Irish boxing phenom Katie Taylor is the subject of award-winning documentarian Ross Whitaker’s latest film, appropriately titled, Katie. On offer at the Galway Film Fleadh earlier this year, as part of last month’s IFI Documentary Festival, and in general release this weeknd, Whitaker’s take on this hometown girl’s personal and professional struggles makes for a good story, and is quite powerful despite being very predictable to those of us who watched this story play out in Irish newspapers when it first happened.
Born and raised in Bray, Katie Taylor showed early signs off athleticism, and went on to box and play association football, Gaelic football, and camogie in primary and secondary schools, as well as being a member of the Bray Runners athletic club. Despite reportedly being offered athletic scholarships by some American schools, Taylor elected to attend UCD based on her academic and not her sporting achievements. But when her boxing career began to take off, she was forced to leave UCD before receiving her degree.
Through hard work and rigorous training with Peter Taylor (her father, and also her trainer), Katie rose up through the amateur boxing ranks at a time when women’s boxing was little known, and even less respected. In fact, it’s largely due to Taylor’s gold medal victory in the 2012 Olympic Games in London that women’s boxing began to enjoy some notoriety.
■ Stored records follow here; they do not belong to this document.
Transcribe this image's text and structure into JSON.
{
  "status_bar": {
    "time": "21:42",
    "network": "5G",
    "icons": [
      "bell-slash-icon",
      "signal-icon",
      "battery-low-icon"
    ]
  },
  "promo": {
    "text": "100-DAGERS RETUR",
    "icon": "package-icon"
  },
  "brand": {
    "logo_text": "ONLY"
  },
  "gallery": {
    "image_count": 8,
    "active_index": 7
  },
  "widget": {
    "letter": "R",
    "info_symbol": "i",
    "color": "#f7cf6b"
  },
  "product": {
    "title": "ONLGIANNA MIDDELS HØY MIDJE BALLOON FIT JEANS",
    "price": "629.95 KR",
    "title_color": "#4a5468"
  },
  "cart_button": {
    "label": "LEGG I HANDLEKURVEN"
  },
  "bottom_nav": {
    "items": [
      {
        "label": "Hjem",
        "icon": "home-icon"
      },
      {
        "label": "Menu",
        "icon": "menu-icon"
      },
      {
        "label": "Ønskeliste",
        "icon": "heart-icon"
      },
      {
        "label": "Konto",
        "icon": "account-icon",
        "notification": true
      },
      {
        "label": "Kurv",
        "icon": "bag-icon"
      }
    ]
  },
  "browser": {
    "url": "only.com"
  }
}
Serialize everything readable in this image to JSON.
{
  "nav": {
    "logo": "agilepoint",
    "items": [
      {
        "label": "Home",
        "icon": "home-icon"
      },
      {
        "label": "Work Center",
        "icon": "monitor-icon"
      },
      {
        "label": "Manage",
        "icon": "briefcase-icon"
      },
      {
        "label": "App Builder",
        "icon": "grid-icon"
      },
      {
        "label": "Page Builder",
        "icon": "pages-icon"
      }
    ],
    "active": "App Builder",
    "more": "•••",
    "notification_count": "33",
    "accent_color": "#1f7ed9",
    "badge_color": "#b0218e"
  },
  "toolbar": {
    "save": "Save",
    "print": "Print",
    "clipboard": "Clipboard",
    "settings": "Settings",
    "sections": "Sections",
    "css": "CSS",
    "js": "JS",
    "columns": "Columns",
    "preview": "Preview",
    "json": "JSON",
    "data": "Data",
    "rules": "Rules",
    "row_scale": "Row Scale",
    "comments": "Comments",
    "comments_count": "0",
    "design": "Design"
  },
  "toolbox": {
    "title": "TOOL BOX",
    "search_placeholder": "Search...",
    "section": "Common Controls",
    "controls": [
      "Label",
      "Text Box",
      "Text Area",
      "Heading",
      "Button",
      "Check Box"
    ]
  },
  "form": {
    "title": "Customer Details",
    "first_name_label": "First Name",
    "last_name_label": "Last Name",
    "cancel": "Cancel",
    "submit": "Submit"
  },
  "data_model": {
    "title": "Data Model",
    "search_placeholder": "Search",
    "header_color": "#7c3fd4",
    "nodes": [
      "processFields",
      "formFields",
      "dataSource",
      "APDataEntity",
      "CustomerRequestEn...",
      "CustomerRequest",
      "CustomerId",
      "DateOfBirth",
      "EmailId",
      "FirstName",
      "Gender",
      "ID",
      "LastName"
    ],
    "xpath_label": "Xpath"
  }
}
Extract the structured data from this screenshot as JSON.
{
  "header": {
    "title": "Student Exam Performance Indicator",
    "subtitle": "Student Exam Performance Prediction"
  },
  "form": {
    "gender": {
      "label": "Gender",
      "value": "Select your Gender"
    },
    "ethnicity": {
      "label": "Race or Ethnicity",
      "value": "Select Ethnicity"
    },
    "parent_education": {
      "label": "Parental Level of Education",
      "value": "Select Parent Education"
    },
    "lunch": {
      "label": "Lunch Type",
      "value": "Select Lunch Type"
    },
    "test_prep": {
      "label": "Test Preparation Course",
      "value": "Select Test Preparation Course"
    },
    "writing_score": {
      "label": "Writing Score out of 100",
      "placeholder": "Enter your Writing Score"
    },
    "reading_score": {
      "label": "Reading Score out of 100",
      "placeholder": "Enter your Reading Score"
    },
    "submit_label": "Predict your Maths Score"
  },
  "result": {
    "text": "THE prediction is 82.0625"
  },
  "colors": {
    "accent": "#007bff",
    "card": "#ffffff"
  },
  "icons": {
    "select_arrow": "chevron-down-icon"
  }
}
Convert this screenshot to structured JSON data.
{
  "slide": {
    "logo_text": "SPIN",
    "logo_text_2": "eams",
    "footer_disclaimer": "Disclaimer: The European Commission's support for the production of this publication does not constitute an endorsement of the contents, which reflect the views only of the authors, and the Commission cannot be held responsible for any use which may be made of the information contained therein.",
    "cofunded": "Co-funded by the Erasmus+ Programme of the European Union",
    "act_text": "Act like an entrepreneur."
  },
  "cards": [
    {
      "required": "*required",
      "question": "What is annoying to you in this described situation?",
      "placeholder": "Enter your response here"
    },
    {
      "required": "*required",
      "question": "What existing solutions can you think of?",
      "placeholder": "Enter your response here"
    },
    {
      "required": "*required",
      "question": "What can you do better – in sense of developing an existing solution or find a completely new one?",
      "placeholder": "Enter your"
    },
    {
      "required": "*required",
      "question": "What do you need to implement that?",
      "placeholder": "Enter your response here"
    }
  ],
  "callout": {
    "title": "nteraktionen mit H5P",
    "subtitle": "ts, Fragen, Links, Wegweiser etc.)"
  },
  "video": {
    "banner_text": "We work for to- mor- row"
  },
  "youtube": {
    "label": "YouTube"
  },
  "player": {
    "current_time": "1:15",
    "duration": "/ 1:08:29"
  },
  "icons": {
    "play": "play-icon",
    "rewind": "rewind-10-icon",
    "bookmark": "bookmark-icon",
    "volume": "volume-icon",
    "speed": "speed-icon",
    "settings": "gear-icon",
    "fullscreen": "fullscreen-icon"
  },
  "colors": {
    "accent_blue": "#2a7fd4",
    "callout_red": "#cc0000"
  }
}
Not only was London 2012 the first time that women’s boxing was a part of the Olympic games, but Taylor’s win was Ireland’s first ever Olympic gold medal.
Post-Olympics, Taylor’s career went through a four-year series of ups and downs, resulting in a disappointing quarter finals defeat in the 2016 Olympic Games in Rio. Later that year she turned pro, and has enjoyed a 10-0 record, and what appears to be a renewed personal and professional vigor. Katie Taylor’s story is definitely one worth telling, as it, so far, appears to have a Hollywood ending.
Whitaker’s documentary takes viewers from Katie’s earliest days in Bray, through her rise in women’s amateur boxing, her two Olympic appearances, her move to the United States, and into her professional boxing career. Whitaker shows particular tact and sensitivity by not prying too deeply into the prurient details of her agonizing split with her father/trainer. That moment in time was famously (and shamelessly) played out in the pages of the Irish broadsheets. It was a time that saw Taylor on the ropes both personally and professionally. During this time, she elected to focus on her boxing, and moved to America, away from her remaining family support members. Still quite young, she grappled with living on her own for the first time, training with someone other than her father, a fading amateur career, and the need to make a living. But, as always, she rose to meet those challenges.
Fortunately for boxing fans, and, most of all, for Katie herself, hard work and persistence paid off. Taylor’s rise in professional boxing has made her a darling of HBO Sports, and seen her hold multiple boxing titles. She’s currently (Oct. 2018) the reigning world champion, possessing both the WBA and IBF women’s lightweight belts.
In the end, Whitaker’s film is a steady, reliable, no frills account of Taylor’s life and career. The film is inspiring, not so much as a film, but as a tale of human strength and resilience.